Dado (Miodrag Djuric, 1933-2010) was born in Montenegro and went to Paris in 1956. He found support there for his work as an artist from Jean Dubuffet, Bernard Réquichot and Horst Kalinowski and was mentored by the art dealer Daniel Cordier, whose gallery was the site of his first solo exhibition in 1958. From 1960 he lived and worked in an old mill in Normandy, where his produced paintings, drawings and prints - surrealistic images, brutal and existential depictions of a fantastic horror. Dado, who was friends with Hans Bellmer and Unica Zürn since 1962, described himself as a "philosopher of everything twisted." His obsessive, often nightmarish pictures have close ties to and are rooted in Surrealism. They have a deep melancholy that is inherent to all living creatures and are simultaneously expressions of uncompromising humanity. Dado's pictures depicting the bustle of human misery are inhabited by numerous boisterous and grotesque monsters and peculiar creatures. The people are degenerated, swollen and misshapen, bloated and hacked to pieces. The fleshy structure has been dissolved; the ink strokes suggest a transparency, in the opaque absurdity of which horrors have established themselves and appear malleable at the same time. The forms melt, often characterising a catastrophic state of emotional dismemberment and horrifying physical decay. At a time dominated by Abstract Expressionism, Dado became an important model for such exponents of a new figuration in art as Eugen Schönebeck and Georg Baselitz.
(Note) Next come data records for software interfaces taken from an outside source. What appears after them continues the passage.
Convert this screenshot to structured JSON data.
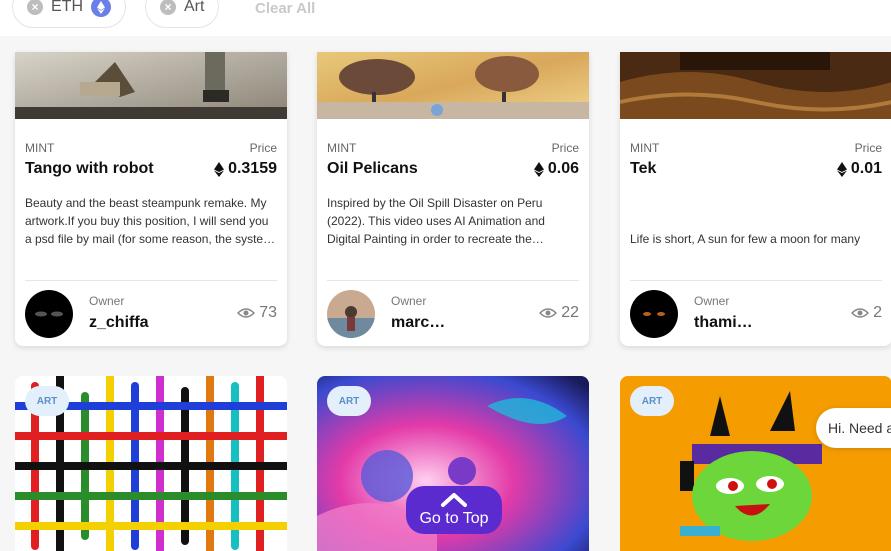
{
  "filters": {
    "chips": [
      {
        "label": "ETH",
        "icon": "ethereum-icon"
      },
      {
        "label": "Art"
      }
    ],
    "clear_all": "Clear All"
  },
  "cards": [
    {
      "type": "MINT",
      "price_label": "Price",
      "title": "Tango with robot",
      "price": "0.3159",
      "description": "Beauty and the beast steampunk remake. My artwork.If you buy this position, I will send you a psd file by mail (for some reason, the syste…",
      "owner_label": "Owner",
      "owner": "z_chiffa",
      "views": "73"
    },
    {
      "type": "MINT",
      "price_label": "Price",
      "title": "Oil Pelicans",
      "price": "0.06",
      "description": "Inspired by the Oil Spill Disaster on Peru (2022). This video uses AI Animation and Digital Painting in order to recreate the…",
      "owner_label": "Owner",
      "owner": "marc…",
      "views": "22"
    },
    {
      "type": "MINT",
      "price_label": "Price",
      "title": "Tek",
      "price": "0.01",
      "description": "Life is short, A sun for few a moon for many",
      "owner_label": "Owner",
      "owner": "thami…",
      "views": "2"
    }
  ],
  "row2_badges": [
    "ART",
    "ART",
    "ART"
  ],
  "chat": {
    "text": "Hi. Need a"
  },
  "go_top": {
    "label": "Go to Top"
  },
  "colors": {
    "accent": "#5b2bd0",
    "badge_bg": "#e3f0fb",
    "badge_text": "#5a8fc8"
  }
}
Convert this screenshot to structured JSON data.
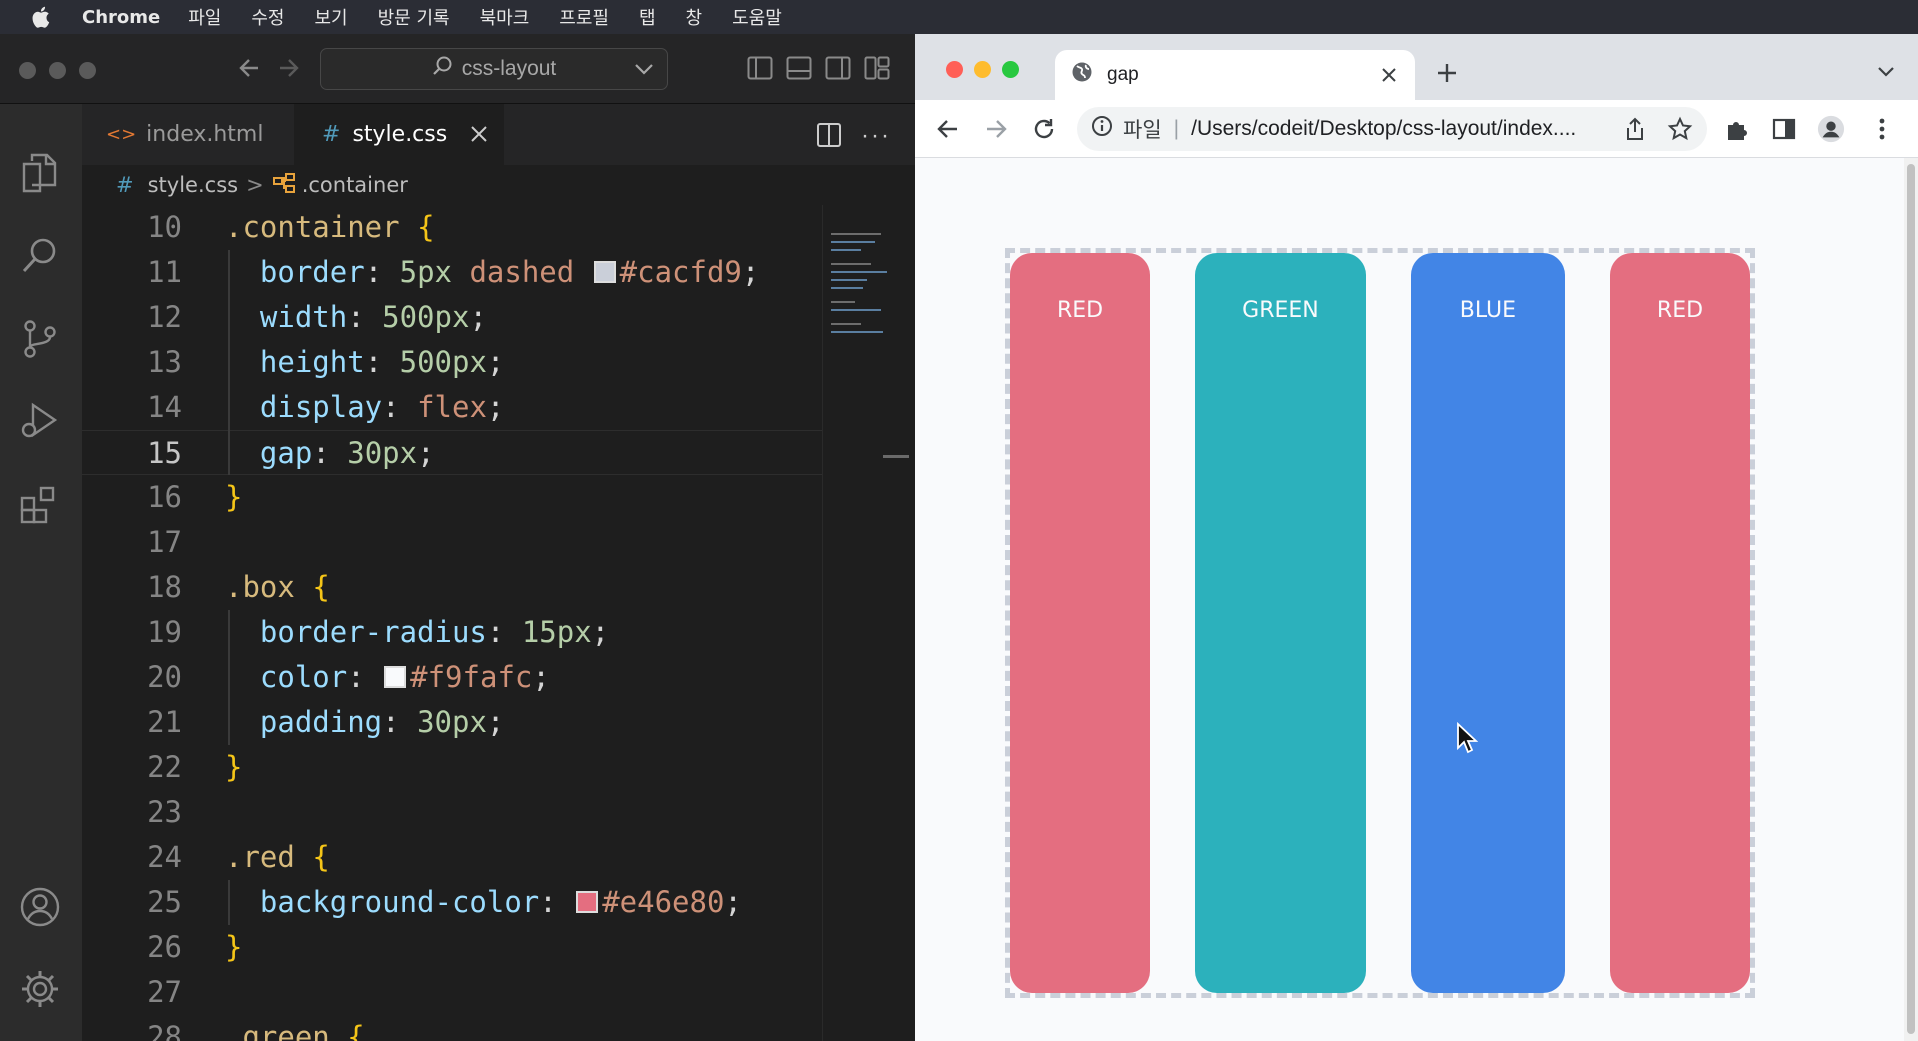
{
  "menubar": {
    "app": "Chrome",
    "items": [
      "파일",
      "수정",
      "보기",
      "방문 기록",
      "북마크",
      "프로필",
      "탭",
      "창",
      "도움말"
    ]
  },
  "vscode": {
    "search_text": "css-layout",
    "tabs": [
      {
        "icon_text": "<>",
        "label": "index.html",
        "active": false
      },
      {
        "icon_text": "#",
        "label": "style.css",
        "active": true
      }
    ],
    "breadcrumb": {
      "hash": "#",
      "file": "style.css",
      "sep": ">",
      "symbol": ".container"
    },
    "lines": [
      {
        "n": "10",
        "tokens": [
          {
            "t": ".container ",
            "c": "sel"
          },
          {
            "t": "{",
            "c": "brace"
          }
        ]
      },
      {
        "n": "11",
        "tokens": [
          {
            "t": "  border",
            "c": "prop"
          },
          {
            "t": ": ",
            "c": "punc"
          },
          {
            "t": "5px ",
            "c": "num"
          },
          {
            "t": "dashed ",
            "c": "val"
          },
          {
            "swatch": "#cacfd9"
          },
          {
            "t": "#cacfd9",
            "c": "val"
          },
          {
            "t": ";",
            "c": "punc"
          }
        ]
      },
      {
        "n": "12",
        "tokens": [
          {
            "t": "  width",
            "c": "prop"
          },
          {
            "t": ": ",
            "c": "punc"
          },
          {
            "t": "500px",
            "c": "num"
          },
          {
            "t": ";",
            "c": "punc"
          }
        ]
      },
      {
        "n": "13",
        "tokens": [
          {
            "t": "  height",
            "c": "prop"
          },
          {
            "t": ": ",
            "c": "punc"
          },
          {
            "t": "500px",
            "c": "num"
          },
          {
            "t": ";",
            "c": "punc"
          }
        ]
      },
      {
        "n": "14",
        "tokens": [
          {
            "t": "  display",
            "c": "prop"
          },
          {
            "t": ": ",
            "c": "punc"
          },
          {
            "t": "flex",
            "c": "val"
          },
          {
            "t": ";",
            "c": "punc"
          }
        ]
      },
      {
        "n": "15",
        "current": true,
        "tokens": [
          {
            "t": "  gap",
            "c": "prop"
          },
          {
            "t": ": ",
            "c": "punc"
          },
          {
            "t": "30px",
            "c": "num"
          },
          {
            "t": ";",
            "c": "punc"
          }
        ]
      },
      {
        "n": "16",
        "tokens": [
          {
            "t": "}",
            "c": "brace"
          }
        ]
      },
      {
        "n": "17",
        "tokens": []
      },
      {
        "n": "18",
        "tokens": [
          {
            "t": ".box ",
            "c": "sel"
          },
          {
            "t": "{",
            "c": "brace"
          }
        ]
      },
      {
        "n": "19",
        "tokens": [
          {
            "t": "  border-radius",
            "c": "prop"
          },
          {
            "t": ": ",
            "c": "punc"
          },
          {
            "t": "15px",
            "c": "num"
          },
          {
            "t": ";",
            "c": "punc"
          }
        ]
      },
      {
        "n": "20",
        "tokens": [
          {
            "t": "  color",
            "c": "prop"
          },
          {
            "t": ": ",
            "c": "punc"
          },
          {
            "swatch": "#f9fafc"
          },
          {
            "t": "#f9fafc",
            "c": "val"
          },
          {
            "t": ";",
            "c": "punc"
          }
        ]
      },
      {
        "n": "21",
        "tokens": [
          {
            "t": "  padding",
            "c": "prop"
          },
          {
            "t": ": ",
            "c": "punc"
          },
          {
            "t": "30px",
            "c": "num"
          },
          {
            "t": ";",
            "c": "punc"
          }
        ]
      },
      {
        "n": "22",
        "tokens": [
          {
            "t": "}",
            "c": "brace"
          }
        ]
      },
      {
        "n": "23",
        "tokens": []
      },
      {
        "n": "24",
        "tokens": [
          {
            "t": ".red ",
            "c": "sel"
          },
          {
            "t": "{",
            "c": "brace"
          }
        ]
      },
      {
        "n": "25",
        "tokens": [
          {
            "t": "  background-color",
            "c": "prop"
          },
          {
            "t": ": ",
            "c": "punc"
          },
          {
            "swatch": "#e46e80"
          },
          {
            "t": "#e46e80",
            "c": "val"
          },
          {
            "t": ";",
            "c": "punc"
          }
        ]
      },
      {
        "n": "26",
        "tokens": [
          {
            "t": "}",
            "c": "brace"
          }
        ]
      },
      {
        "n": "27",
        "tokens": []
      },
      {
        "n": "28",
        "tokens": [
          {
            "t": ".green ",
            "c": "sel"
          },
          {
            "t": "{",
            "c": "brace"
          }
        ]
      }
    ]
  },
  "chrome": {
    "tab_title": "gap",
    "address_scheme": "파일",
    "address_path": "/Users/codeit/Desktop/css-layout/index....",
    "boxes": [
      {
        "label": "RED",
        "color": "#e46e80",
        "flex": 1
      },
      {
        "label": "GREEN",
        "color": "#2cb1bc",
        "flex": 1.22
      },
      {
        "label": "BLUE",
        "color": "#4285e6",
        "flex": 1.1
      },
      {
        "label": "RED",
        "color": "#e46e80",
        "flex": 1
      }
    ],
    "container_border_color": "#cacfd9"
  }
}
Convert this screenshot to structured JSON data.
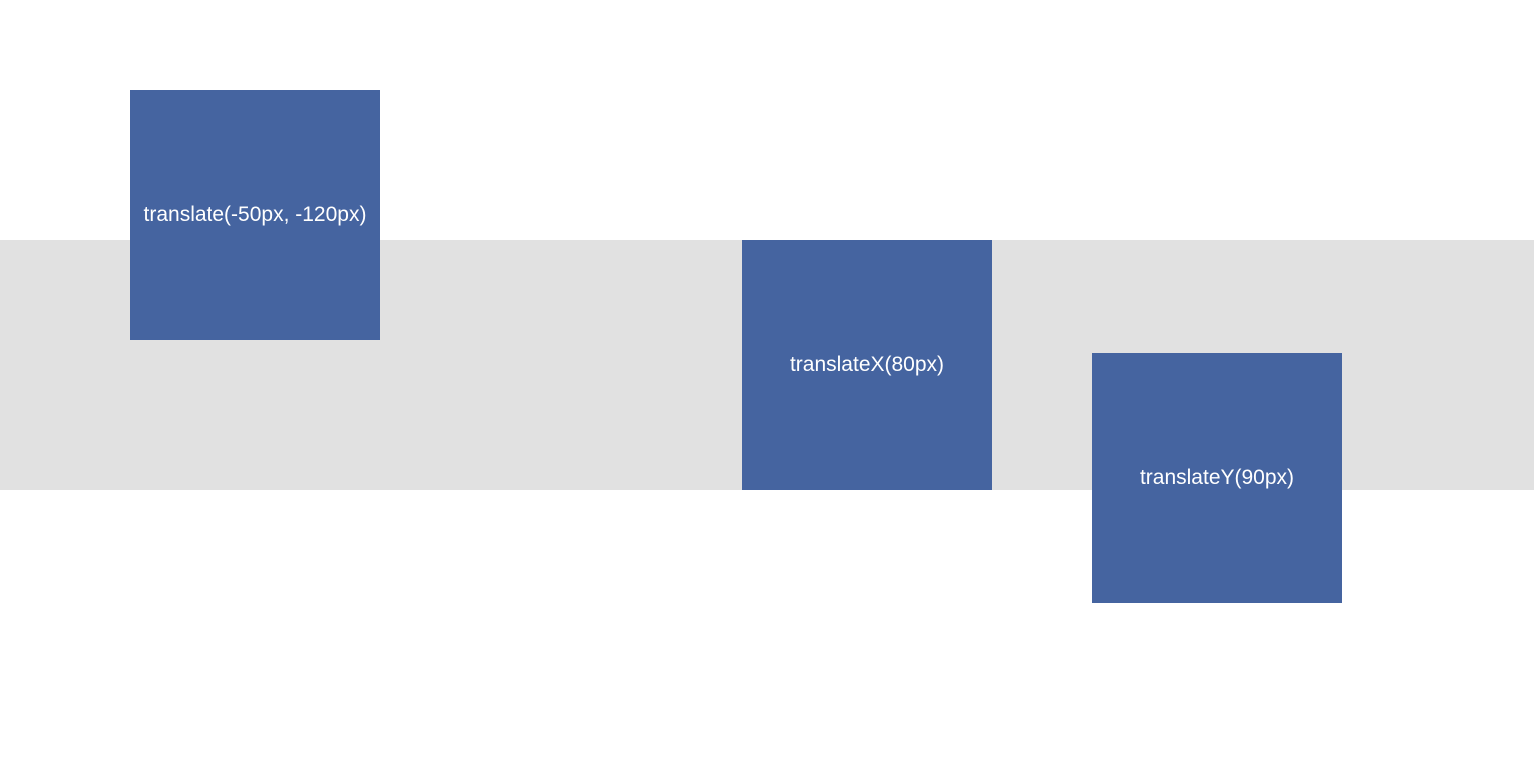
{
  "colors": {
    "page_background": "#ffffff",
    "band_background": "#e1e1e1",
    "box_fill": "#4564a0",
    "box_text": "#ffffff"
  },
  "boxes": [
    {
      "label": "translate(-50px, -120px)"
    },
    {
      "label": "translateX(80px)"
    },
    {
      "label": "translateY(90px)"
    }
  ]
}
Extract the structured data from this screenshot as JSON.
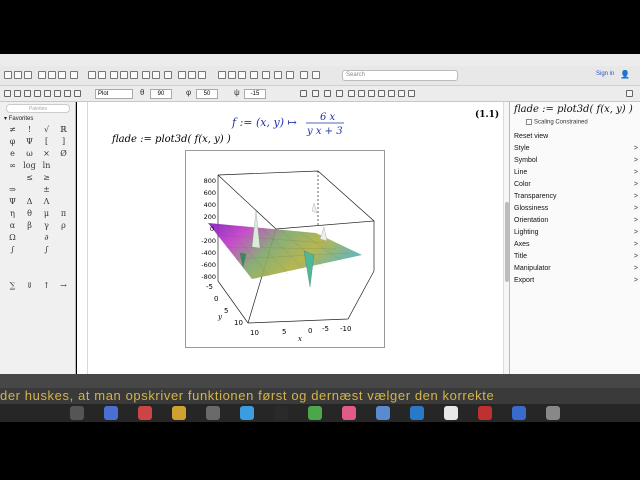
{
  "toolbar": {
    "search_placeholder": "Search",
    "sign_in": "Sign in"
  },
  "plot_toolbar": {
    "type": "Plot",
    "theta_symbol": "θ",
    "theta_value": "90",
    "phi_symbol": "φ",
    "phi_value": "50",
    "psi_symbol": "ψ",
    "psi_value": "-15"
  },
  "palette": {
    "search_placeholder": "Palettes",
    "header": "Favorites",
    "symbols": [
      "≠",
      "!",
      "√",
      "ℝ",
      "φ",
      "Ψ",
      "[",
      "]",
      "e",
      "ω",
      "×",
      "Ø",
      "∞",
      "log",
      "ln",
      "",
      "",
      "≤",
      "≥",
      "",
      "⇒",
      "",
      "±",
      "",
      "Ψ",
      "Δ",
      "Λ",
      "",
      "η",
      "θ",
      "μ",
      "π",
      "α",
      "β",
      "γ",
      "ρ",
      "Ω",
      "",
      "∂",
      "",
      "∫",
      "",
      "∫",
      "",
      "",
      "",
      "",
      "",
      "",
      "",
      "",
      "",
      "∑",
      "⇓",
      "↑",
      "→"
    ]
  },
  "document": {
    "output_math": "f := (x, y) ↦ 6 x / (y x + 3)",
    "output_label": "(1.1)",
    "input_math": "flade := plot3d( f(x, y) )",
    "z_ticks": [
      "800",
      "600",
      "400",
      "200",
      "0",
      "-200",
      "-400",
      "-600",
      "-800"
    ],
    "y_ticks": [
      "-5",
      "0",
      "5",
      "10"
    ],
    "x_ticks": [
      "10",
      "5",
      "0",
      "-5",
      "-10"
    ],
    "axis_x": "x",
    "axis_y": "y"
  },
  "context_panel": {
    "title": "flade := plot3d( f(x, y) )",
    "scaling": "Scaling Constrained",
    "items": [
      "Reset view",
      "Style",
      "Symbol",
      "Line",
      "Color",
      "Transparency",
      "Glossiness",
      "Orientation",
      "Lighting",
      "Axes",
      "Title",
      "Manipulator",
      "Export"
    ]
  },
  "subtitle": "der huskes, at man opskriver funktionen først og dernæst vælger den korrekte",
  "colors": {
    "math_blue": "#2233aa",
    "subtitle_gold": "#d4b44a",
    "link_blue": "#2a53c6"
  }
}
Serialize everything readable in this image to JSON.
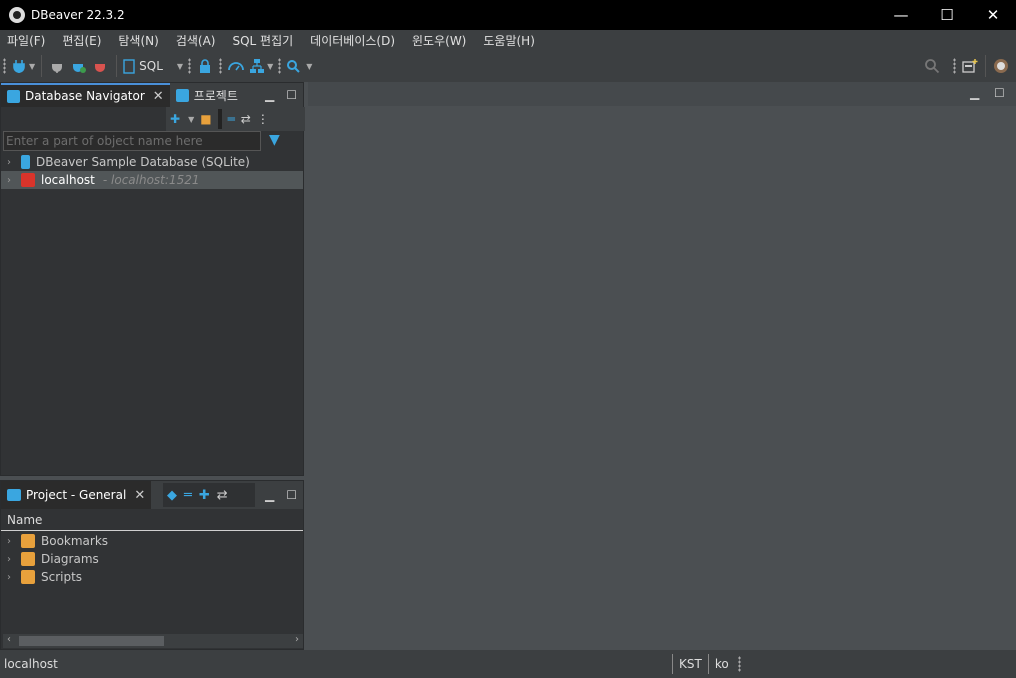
{
  "window": {
    "title": "DBeaver 22.3.2",
    "minimize": "—",
    "maximize": "☐",
    "close": "✕"
  },
  "menu": [
    "파일(F)",
    "편집(E)",
    "탐색(N)",
    "검색(A)",
    "SQL 편집기",
    "데이터베이스(D)",
    "윈도우(W)",
    "도움말(H)"
  ],
  "toolbar": {
    "sql_label": "SQL",
    "search_icon": "search-icon"
  },
  "navigator": {
    "tabs": [
      {
        "label": "Database Navigator",
        "close": "✕"
      },
      {
        "label": "프로젝트"
      }
    ],
    "filter_placeholder": "Enter a part of object name here",
    "tree": [
      {
        "label": "DBeaver Sample Database (SQLite)",
        "sub": ""
      },
      {
        "label": "localhost",
        "sub": "- localhost:1521"
      }
    ]
  },
  "project": {
    "tab_label": "Project - General",
    "tab_close": "✕",
    "column": "Name",
    "items": [
      "Bookmarks",
      "Diagrams",
      "Scripts"
    ]
  },
  "status": {
    "left": "localhost",
    "timezone": "KST",
    "locale": "ko"
  },
  "colors": {
    "accent": "#3aa6e0",
    "background": "#4b4f52",
    "panel": "#313335",
    "titlebar": "#000000"
  }
}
The Kunsthalle is exhibiting a selection of his early drawings dating from the 1960s.
The exhibition will be accompanied by a catalogue.